▶ _Exercise instructions_
Write the entries out exactly. Any images they hold stay out of the copy.

=== Given data ===

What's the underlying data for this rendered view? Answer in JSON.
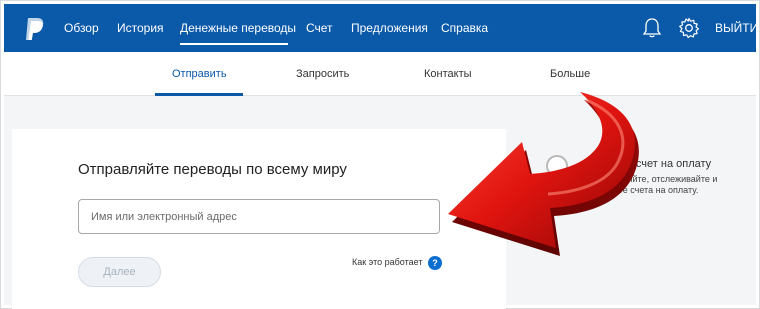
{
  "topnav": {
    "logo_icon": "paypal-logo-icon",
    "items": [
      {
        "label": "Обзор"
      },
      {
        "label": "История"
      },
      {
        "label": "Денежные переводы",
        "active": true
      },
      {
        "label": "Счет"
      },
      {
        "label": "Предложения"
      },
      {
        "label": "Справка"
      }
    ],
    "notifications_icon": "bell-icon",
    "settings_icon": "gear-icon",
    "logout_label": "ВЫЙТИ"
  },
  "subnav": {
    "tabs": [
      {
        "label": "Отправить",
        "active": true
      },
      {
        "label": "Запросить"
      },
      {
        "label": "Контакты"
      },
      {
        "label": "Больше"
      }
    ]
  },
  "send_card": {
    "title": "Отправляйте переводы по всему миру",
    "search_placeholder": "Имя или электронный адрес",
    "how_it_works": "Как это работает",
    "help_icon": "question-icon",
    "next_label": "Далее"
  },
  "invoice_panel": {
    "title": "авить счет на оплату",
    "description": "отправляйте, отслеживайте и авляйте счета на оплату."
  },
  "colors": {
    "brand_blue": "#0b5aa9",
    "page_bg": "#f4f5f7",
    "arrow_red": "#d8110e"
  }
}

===

▶ _Expected answer_
What's the underlying data for this rendered view? Answer in JSON.
{
  "topnav": {
    "logo_icon": "paypal-logo-icon",
    "items": [
      {
        "label": "Обзор"
      },
      {
        "label": "История"
      },
      {
        "label": "Денежные переводы",
        "active": true
      },
      {
        "label": "Счет"
      },
      {
        "label": "Предложения"
      },
      {
        "label": "Справка"
      }
    ],
    "notifications_icon": "bell-icon",
    "settings_icon": "gear-icon",
    "logout_label": "ВЫЙТИ"
  },
  "subnav": {
    "tabs": [
      {
        "label": "Отправить",
        "active": true
      },
      {
        "label": "Запросить"
      },
      {
        "label": "Контакты"
      },
      {
        "label": "Больше"
      }
    ]
  },
  "send_card": {
    "title": "Отправляйте переводы по всему миру",
    "search_placeholder": "Имя или электронный адрес",
    "how_it_works": "Как это работает",
    "help_icon": "question-icon",
    "next_label": "Далее"
  },
  "invoice_panel": {
    "title": "авить счет на оплату",
    "description": "отправляйте, отслеживайте и авляйте счета на оплату."
  },
  "colors": {
    "brand_blue": "#0b5aa9",
    "page_bg": "#f4f5f7",
    "arrow_red": "#d8110e"
  }
}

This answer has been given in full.